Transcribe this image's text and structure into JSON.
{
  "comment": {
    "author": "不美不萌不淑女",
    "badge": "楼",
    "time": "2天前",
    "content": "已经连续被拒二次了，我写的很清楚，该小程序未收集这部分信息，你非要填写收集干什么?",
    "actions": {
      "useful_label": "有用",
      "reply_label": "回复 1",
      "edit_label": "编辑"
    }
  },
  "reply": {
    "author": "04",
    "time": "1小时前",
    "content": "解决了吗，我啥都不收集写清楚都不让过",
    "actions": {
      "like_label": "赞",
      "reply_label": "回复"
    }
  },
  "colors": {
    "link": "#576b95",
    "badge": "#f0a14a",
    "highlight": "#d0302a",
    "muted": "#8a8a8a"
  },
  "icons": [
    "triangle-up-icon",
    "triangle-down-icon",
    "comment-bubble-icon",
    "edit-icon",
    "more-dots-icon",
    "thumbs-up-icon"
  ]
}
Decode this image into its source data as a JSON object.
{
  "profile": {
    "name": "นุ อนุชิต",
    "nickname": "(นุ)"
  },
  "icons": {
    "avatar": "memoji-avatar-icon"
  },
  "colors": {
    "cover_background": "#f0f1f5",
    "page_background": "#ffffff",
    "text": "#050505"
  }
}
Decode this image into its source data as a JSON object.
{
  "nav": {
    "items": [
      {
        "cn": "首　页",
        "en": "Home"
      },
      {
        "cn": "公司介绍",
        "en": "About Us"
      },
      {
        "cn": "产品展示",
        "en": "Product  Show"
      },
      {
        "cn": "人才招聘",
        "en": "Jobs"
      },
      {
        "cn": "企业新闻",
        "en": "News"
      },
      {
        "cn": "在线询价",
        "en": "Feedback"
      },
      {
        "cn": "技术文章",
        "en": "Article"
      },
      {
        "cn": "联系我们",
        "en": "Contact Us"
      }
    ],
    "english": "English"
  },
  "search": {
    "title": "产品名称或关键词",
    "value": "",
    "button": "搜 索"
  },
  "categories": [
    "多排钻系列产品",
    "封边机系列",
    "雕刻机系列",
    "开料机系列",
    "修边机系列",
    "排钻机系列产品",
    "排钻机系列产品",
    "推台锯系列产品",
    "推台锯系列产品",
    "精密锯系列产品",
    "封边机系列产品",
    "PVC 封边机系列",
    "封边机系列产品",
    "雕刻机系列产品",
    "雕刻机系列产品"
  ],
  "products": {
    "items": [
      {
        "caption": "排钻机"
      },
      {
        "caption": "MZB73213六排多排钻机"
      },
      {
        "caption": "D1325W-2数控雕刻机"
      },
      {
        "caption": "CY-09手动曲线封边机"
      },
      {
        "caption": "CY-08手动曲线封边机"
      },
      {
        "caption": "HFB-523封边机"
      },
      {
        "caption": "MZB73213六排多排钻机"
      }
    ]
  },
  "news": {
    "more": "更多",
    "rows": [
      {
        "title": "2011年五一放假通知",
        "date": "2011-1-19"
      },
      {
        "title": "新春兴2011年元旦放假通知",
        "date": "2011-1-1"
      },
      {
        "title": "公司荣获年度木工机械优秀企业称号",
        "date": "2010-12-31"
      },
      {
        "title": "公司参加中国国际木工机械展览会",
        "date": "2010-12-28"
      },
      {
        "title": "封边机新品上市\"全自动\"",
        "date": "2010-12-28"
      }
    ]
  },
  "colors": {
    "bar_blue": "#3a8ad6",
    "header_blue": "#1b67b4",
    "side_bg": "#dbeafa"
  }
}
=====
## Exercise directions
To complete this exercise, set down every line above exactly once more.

## Exercise output
Transcribe this image's text and structure into JSON.
{
  "comment": {
    "author": "不美不萌不淑女",
    "badge": "楼",
    "time": "2天前",
    "content": "已经连续被拒二次了，我写的很清楚，该小程序未收集这部分信息，你非要填写收集干什么?",
    "actions": {
      "useful_label": "有用",
      "reply_label": "回复 1",
      "edit_label": "编辑"
    }
  },
  "reply": {
    "author": "04",
    "time": "1小时前",
    "content": "解决了吗，我啥都不收集写清楚都不让过",
    "actions": {
      "like_label": "赞",
      "reply_label": "回复"
    }
  },
  "colors": {
    "link": "#576b95",
    "badge": "#f0a14a",
    "highlight": "#d0302a",
    "muted": "#8a8a8a"
  },
  "icons": [
    "triangle-up-icon",
    "triangle-down-icon",
    "comment-bubble-icon",
    "edit-icon",
    "more-dots-icon",
    "thumbs-up-icon"
  ]
}
Decode this image into its source data as a JSON object.
{
  "profile": {
    "name": "นุ อนุชิต",
    "nickname": "(นุ)"
  },
  "icons": {
    "avatar": "memoji-avatar-icon"
  },
  "colors": {
    "cover_background": "#f0f1f5",
    "page_background": "#ffffff",
    "text": "#050505"
  }
}
Decode this image into its source data as a JSON object.
{
  "nav": {
    "items": [
      {
        "cn": "首　页",
        "en": "Home"
      },
      {
        "cn": "公司介绍",
        "en": "About Us"
      },
      {
        "cn": "产品展示",
        "en": "Product  Show"
      },
      {
        "cn": "人才招聘",
        "en": "Jobs"
      },
      {
        "cn": "企业新闻",
        "en": "News"
      },
      {
        "cn": "在线询价",
        "en": "Feedback"
      },
      {
        "cn": "技术文章",
        "en": "Article"
      },
      {
        "cn": "联系我们",
        "en": "Contact Us"
      }
    ],
    "english": "English"
  },
  "search": {
    "title": "产品名称或关键词",
    "value": "",
    "button": "搜 索"
  },
  "categories": [
    "多排钻系列产品",
    "封边机系列",
    "雕刻机系列",
    "开料机系列",
    "修边机系列",
    "排钻机系列产品",
    "排钻机系列产品",
    "推台锯系列产品",
    "推台锯系列产品",
    "精密锯系列产品",
    "封边机系列产品",
    "PVC 封边机系列",
    "封边机系列产品",
    "雕刻机系列产品",
    "雕刻机系列产品"
  ],
  "products": {
    "items": [
      {
        "caption": "排钻机"
      },
      {
        "caption": "MZB73213六排多排钻机"
      },
      {
        "caption": "D1325W-2数控雕刻机"
      },
      {
        "caption": "CY-09手动曲线封边机"
      },
      {
        "caption": "CY-08手动曲线封边机"
      },
      {
        "caption": "HFB-523封边机"
      },
      {
        "caption": "MZB73213六排多排钻机"
      }
    ]
  },
  "news": {
    "more": "更多",
    "rows": [
      {
        "title": "2011年五一放假通知",
        "date": "2011-1-19"
      },
      {
        "title": "新春兴2011年元旦放假通知",
        "date": "2011-1-1"
      },
      {
        "title": "公司荣获年度木工机械优秀企业称号",
        "date": "2010-12-31"
      },
      {
        "title": "公司参加中国国际木工机械展览会",
        "date": "2010-12-28"
      },
      {
        "title": "封边机新品上市\"全自动\"",
        "date": "2010-12-28"
      }
    ]
  },
  "colors": {
    "bar_blue": "#3a8ad6",
    "header_blue": "#1b67b4",
    "side_bg": "#dbeafa"
  }
}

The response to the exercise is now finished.